▶ **TO DO**
Extract every line below, verbatim.

▶ **DATA PROVIDED**
******
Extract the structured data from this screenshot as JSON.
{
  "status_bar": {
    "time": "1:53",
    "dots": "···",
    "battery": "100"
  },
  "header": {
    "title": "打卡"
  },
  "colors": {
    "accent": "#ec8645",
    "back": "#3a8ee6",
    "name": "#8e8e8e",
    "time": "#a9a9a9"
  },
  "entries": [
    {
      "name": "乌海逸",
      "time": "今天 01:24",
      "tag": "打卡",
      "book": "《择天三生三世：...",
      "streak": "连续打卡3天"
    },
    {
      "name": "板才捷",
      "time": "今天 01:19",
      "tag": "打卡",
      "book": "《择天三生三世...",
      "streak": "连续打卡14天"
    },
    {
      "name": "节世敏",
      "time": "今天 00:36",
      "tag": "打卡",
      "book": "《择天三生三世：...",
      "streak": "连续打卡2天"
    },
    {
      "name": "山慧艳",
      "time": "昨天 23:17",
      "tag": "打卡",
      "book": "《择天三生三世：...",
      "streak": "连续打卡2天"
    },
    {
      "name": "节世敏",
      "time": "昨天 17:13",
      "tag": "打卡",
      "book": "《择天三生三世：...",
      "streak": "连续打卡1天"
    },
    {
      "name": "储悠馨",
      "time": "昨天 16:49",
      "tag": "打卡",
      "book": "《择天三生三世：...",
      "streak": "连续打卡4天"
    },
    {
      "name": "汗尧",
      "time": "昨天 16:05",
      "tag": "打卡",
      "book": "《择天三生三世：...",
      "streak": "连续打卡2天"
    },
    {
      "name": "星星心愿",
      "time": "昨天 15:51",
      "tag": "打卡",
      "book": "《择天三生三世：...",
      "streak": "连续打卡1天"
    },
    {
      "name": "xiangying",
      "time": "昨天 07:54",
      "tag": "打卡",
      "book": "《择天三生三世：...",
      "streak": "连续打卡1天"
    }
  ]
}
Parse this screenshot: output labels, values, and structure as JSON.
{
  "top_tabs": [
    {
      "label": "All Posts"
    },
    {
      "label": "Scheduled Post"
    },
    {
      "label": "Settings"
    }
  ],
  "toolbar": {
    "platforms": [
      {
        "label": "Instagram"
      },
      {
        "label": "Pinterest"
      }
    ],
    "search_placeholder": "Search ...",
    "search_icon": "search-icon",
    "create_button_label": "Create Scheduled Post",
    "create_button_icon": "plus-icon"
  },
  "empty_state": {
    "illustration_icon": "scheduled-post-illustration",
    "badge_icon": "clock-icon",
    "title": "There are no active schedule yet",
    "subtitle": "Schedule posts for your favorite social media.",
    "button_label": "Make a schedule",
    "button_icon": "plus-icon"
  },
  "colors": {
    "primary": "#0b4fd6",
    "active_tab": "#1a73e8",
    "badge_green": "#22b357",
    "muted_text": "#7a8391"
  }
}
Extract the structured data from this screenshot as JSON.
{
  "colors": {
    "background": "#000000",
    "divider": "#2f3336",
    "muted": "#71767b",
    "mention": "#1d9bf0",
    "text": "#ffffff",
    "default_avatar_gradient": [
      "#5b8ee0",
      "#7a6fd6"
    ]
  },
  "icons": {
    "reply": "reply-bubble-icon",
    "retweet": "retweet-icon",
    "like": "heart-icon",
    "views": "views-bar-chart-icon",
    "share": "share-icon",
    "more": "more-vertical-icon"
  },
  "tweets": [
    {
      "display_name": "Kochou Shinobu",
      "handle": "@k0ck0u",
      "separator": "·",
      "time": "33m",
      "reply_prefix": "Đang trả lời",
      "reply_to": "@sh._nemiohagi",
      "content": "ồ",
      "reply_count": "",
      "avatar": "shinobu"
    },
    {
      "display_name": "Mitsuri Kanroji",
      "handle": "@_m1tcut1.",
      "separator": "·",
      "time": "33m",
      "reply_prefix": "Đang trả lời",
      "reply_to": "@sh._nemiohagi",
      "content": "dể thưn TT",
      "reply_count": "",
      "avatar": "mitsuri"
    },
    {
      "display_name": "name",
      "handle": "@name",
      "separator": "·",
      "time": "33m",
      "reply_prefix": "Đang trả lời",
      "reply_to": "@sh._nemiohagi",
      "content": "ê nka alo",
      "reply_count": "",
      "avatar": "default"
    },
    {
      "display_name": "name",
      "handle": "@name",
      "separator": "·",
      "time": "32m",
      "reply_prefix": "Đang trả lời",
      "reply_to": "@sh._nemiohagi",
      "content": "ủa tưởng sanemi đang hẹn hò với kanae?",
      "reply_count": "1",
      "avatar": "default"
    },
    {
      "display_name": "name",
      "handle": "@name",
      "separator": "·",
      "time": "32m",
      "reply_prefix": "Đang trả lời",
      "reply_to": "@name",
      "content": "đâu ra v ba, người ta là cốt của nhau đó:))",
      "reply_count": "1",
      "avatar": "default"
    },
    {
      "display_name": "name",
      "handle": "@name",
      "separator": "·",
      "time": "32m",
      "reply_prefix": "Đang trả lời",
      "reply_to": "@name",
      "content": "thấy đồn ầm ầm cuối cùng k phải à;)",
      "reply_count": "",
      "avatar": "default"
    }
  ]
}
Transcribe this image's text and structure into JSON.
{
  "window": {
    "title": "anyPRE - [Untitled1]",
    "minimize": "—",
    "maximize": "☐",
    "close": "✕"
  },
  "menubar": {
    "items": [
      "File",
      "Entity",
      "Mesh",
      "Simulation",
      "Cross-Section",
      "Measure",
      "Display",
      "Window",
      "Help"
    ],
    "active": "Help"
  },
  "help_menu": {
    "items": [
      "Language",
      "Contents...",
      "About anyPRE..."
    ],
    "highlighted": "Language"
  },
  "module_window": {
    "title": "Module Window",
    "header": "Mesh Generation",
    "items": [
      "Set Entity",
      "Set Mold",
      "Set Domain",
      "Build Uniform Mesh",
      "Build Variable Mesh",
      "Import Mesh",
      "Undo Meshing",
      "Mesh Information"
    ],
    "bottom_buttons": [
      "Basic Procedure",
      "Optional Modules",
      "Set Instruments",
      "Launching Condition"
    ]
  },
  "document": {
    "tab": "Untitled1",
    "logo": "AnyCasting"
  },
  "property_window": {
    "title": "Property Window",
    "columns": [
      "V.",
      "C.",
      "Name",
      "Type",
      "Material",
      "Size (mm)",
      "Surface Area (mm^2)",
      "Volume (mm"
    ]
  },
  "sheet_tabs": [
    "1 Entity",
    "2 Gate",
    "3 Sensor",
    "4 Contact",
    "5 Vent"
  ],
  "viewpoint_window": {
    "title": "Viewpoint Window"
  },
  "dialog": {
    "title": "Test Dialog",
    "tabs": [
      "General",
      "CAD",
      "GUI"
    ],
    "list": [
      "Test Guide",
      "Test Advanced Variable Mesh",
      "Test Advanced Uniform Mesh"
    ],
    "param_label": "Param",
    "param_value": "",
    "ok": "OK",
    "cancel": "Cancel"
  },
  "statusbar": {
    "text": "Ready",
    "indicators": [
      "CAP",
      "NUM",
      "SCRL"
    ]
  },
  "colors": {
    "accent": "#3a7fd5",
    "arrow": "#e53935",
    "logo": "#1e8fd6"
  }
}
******
▶ **ANSWER SECTION**
Extract the structured data from this screenshot as JSON.
{
  "status_bar": {
    "time": "1:53",
    "dots": "···",
    "battery": "100"
  },
  "header": {
    "title": "打卡"
  },
  "colors": {
    "accent": "#ec8645",
    "back": "#3a8ee6",
    "name": "#8e8e8e",
    "time": "#a9a9a9"
  },
  "entries": [
    {
      "name": "乌海逸",
      "time": "今天 01:24",
      "tag": "打卡",
      "book": "《择天三生三世：...",
      "streak": "连续打卡3天"
    },
    {
      "name": "板才捷",
      "time": "今天 01:19",
      "tag": "打卡",
      "book": "《择天三生三世...",
      "streak": "连续打卡14天"
    },
    {
      "name": "节世敏",
      "time": "今天 00:36",
      "tag": "打卡",
      "book": "《择天三生三世：...",
      "streak": "连续打卡2天"
    },
    {
      "name": "山慧艳",
      "time": "昨天 23:17",
      "tag": "打卡",
      "book": "《择天三生三世：...",
      "streak": "连续打卡2天"
    },
    {
      "name": "节世敏",
      "time": "昨天 17:13",
      "tag": "打卡",
      "book": "《择天三生三世：...",
      "streak": "连续打卡1天"
    },
    {
      "name": "储悠馨",
      "time": "昨天 16:49",
      "tag": "打卡",
      "book": "《择天三生三世：...",
      "streak": "连续打卡4天"
    },
    {
      "name": "汗尧",
      "time": "昨天 16:05",
      "tag": "打卡",
      "book": "《择天三生三世：...",
      "streak": "连续打卡2天"
    },
    {
      "name": "星星心愿",
      "time": "昨天 15:51",
      "tag": "打卡",
      "book": "《择天三生三世：...",
      "streak": "连续打卡1天"
    },
    {
      "name": "xiangying",
      "time": "昨天 07:54",
      "tag": "打卡",
      "book": "《择天三生三世：...",
      "streak": "连续打卡1天"
    }
  ]
}
Parse this screenshot: output labels, values, and structure as JSON.
{
  "top_tabs": [
    {
      "label": "All Posts"
    },
    {
      "label": "Scheduled Post"
    },
    {
      "label": "Settings"
    }
  ],
  "toolbar": {
    "platforms": [
      {
        "label": "Instagram"
      },
      {
        "label": "Pinterest"
      }
    ],
    "search_placeholder": "Search ...",
    "search_icon": "search-icon",
    "create_button_label": "Create Scheduled Post",
    "create_button_icon": "plus-icon"
  },
  "empty_state": {
    "illustration_icon": "scheduled-post-illustration",
    "badge_icon": "clock-icon",
    "title": "There are no active schedule yet",
    "subtitle": "Schedule posts for your favorite social media.",
    "button_label": "Make a schedule",
    "button_icon": "plus-icon"
  },
  "colors": {
    "primary": "#0b4fd6",
    "active_tab": "#1a73e8",
    "badge_green": "#22b357",
    "muted_text": "#7a8391"
  }
}
Extract the structured data from this screenshot as JSON.
{
  "colors": {
    "background": "#000000",
    "divider": "#2f3336",
    "muted": "#71767b",
    "mention": "#1d9bf0",
    "text": "#ffffff",
    "default_avatar_gradient": [
      "#5b8ee0",
      "#7a6fd6"
    ]
  },
  "icons": {
    "reply": "reply-bubble-icon",
    "retweet": "retweet-icon",
    "like": "heart-icon",
    "views": "views-bar-chart-icon",
    "share": "share-icon",
    "more": "more-vertical-icon"
  },
  "tweets": [
    {
      "display_name": "Kochou Shinobu",
      "handle": "@k0ck0u",
      "separator": "·",
      "time": "33m",
      "reply_prefix": "Đang trả lời",
      "reply_to": "@sh._nemiohagi",
      "content": "ồ",
      "reply_count": "",
      "avatar": "shinobu"
    },
    {
      "display_name": "Mitsuri Kanroji",
      "handle": "@_m1tcut1.",
      "separator": "·",
      "time": "33m",
      "reply_prefix": "Đang trả lời",
      "reply_to": "@sh._nemiohagi",
      "content": "dể thưn TT",
      "reply_count": "",
      "avatar": "mitsuri"
    },
    {
      "display_name": "name",
      "handle": "@name",
      "separator": "·",
      "time": "33m",
      "reply_prefix": "Đang trả lời",
      "reply_to": "@sh._nemiohagi",
      "content": "ê nka alo",
      "reply_count": "",
      "avatar": "default"
    },
    {
      "display_name": "name",
      "handle": "@name",
      "separator": "·",
      "time": "32m",
      "reply_prefix": "Đang trả lời",
      "reply_to": "@sh._nemiohagi",
      "content": "ủa tưởng sanemi đang hẹn hò với kanae?",
      "reply_count": "1",
      "avatar": "default"
    },
    {
      "display_name": "name",
      "handle": "@name",
      "separator": "·",
      "time": "32m",
      "reply_prefix": "Đang trả lời",
      "reply_to": "@name",
      "content": "đâu ra v ba, người ta là cốt của nhau đó:))",
      "reply_count": "1",
      "avatar": "default"
    },
    {
      "display_name": "name",
      "handle": "@name",
      "separator": "·",
      "time": "32m",
      "reply_prefix": "Đang trả lời",
      "reply_to": "@name",
      "content": "thấy đồn ầm ầm cuối cùng k phải à;)",
      "reply_count": "",
      "avatar": "default"
    }
  ]
}
Transcribe this image's text and structure into JSON.
{
  "window": {
    "title": "anyPRE - [Untitled1]",
    "minimize": "—",
    "maximize": "☐",
    "close": "✕"
  },
  "menubar": {
    "items": [
      "File",
      "Entity",
      "Mesh",
      "Simulation",
      "Cross-Section",
      "Measure",
      "Display",
      "Window",
      "Help"
    ],
    "active": "Help"
  },
  "help_menu": {
    "items": [
      "Language",
      "Contents...",
      "About anyPRE..."
    ],
    "highlighted": "Language"
  },
  "module_window": {
    "title": "Module Window",
    "header": "Mesh Generation",
    "items": [
      "Set Entity",
      "Set Mold",
      "Set Domain",
      "Build Uniform Mesh",
      "Build Variable Mesh",
      "Import Mesh",
      "Undo Meshing",
      "Mesh Information"
    ],
    "bottom_buttons": [
      "Basic Procedure",
      "Optional Modules",
      "Set Instruments",
      "Launching Condition"
    ]
  },
  "document": {
    "tab": "Untitled1",
    "logo": "AnyCasting"
  },
  "property_window": {
    "title": "Property Window",
    "columns": [
      "V.",
      "C.",
      "Name",
      "Type",
      "Material",
      "Size (mm)",
      "Surface Area (mm^2)",
      "Volume (mm"
    ]
  },
  "sheet_tabs": [
    "1 Entity",
    "2 Gate",
    "3 Sensor",
    "4 Contact",
    "5 Vent"
  ],
  "viewpoint_window": {
    "title": "Viewpoint Window"
  },
  "dialog": {
    "title": "Test Dialog",
    "tabs": [
      "General",
      "CAD",
      "GUI"
    ],
    "list": [
      "Test Guide",
      "Test Advanced Variable Mesh",
      "Test Advanced Uniform Mesh"
    ],
    "param_label": "Param",
    "param_value": "",
    "ok": "OK",
    "cancel": "Cancel"
  },
  "statusbar": {
    "text": "Ready",
    "indicators": [
      "CAP",
      "NUM",
      "SCRL"
    ]
  },
  "colors": {
    "accent": "#3a7fd5",
    "arrow": "#e53935",
    "logo": "#1e8fd6"
  }
}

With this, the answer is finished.